Journal of molecular neuroscience : MN. vol:17 issue:2 pages:171-81

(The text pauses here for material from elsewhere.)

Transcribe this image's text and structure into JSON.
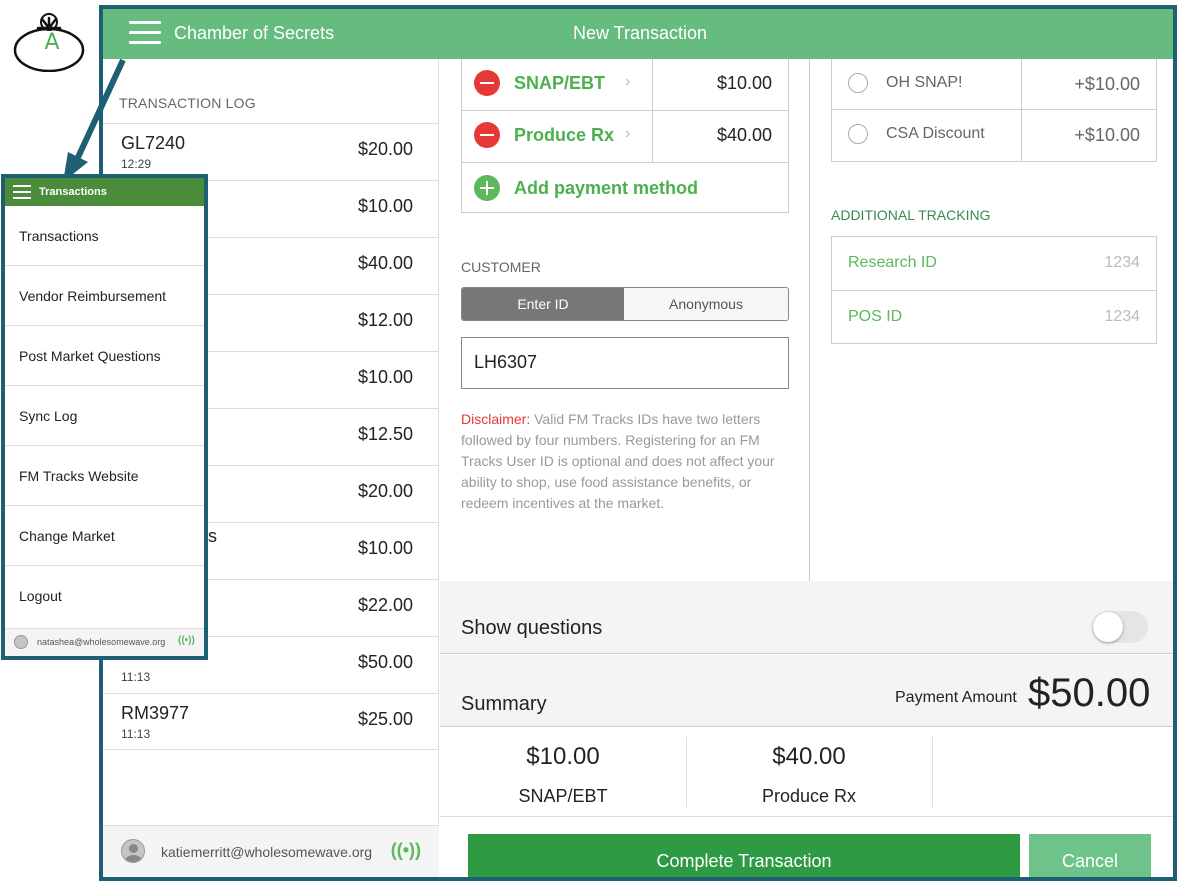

Signaling via notch receptors and their ligands is an evolutionary ancient and highly conserved mechanism governing cell-fate decisions throughout the animal kingdom. Upon ligand binding, notch receptors are subject to a two-step proteolysis essential for signal transduction. First, the ectodomain is removed by an enzyme cleaving near the outer-membrane surface ("site2"). Consecutively, the notch intracellular domain is liberated by a second protease cutting within the transmembrane sequence ("site3"). The intracellular domain is then transferred to the nucleus to act as a transcriptional coactivator. The proteases involved in notch receptor activation are shared with other proteins undergoing regulated intramembrane proteolysis, with intriguing parallels to APP. Specifically, site3 cleavage of Notch, as well as gamma-secretase processing of APP depend both critically on presenilins 1 and 2. Moreover, ADAM 10 and ADAM 17, the proteases proposed to perform site2 cleavage, are also the most probable candidate alpha-secretases to cleave APP. While the biological significance of APP processing remains to be further elucidated, interference with notch signaling has been shown to have severe consequences both in small animal models as well as in humans. Thus, a growing number of long known genetic syndromes like Alagille syndrome or Fallot's tetralogy can be caused by mutations of genes relevant for the notch signaling pathway. Likewise, the anticipated interference of gamma-secretase inhibitors with site3 cleavage may turn out to be a major obstacle for this therapeutic approach to Alzheimer's disease.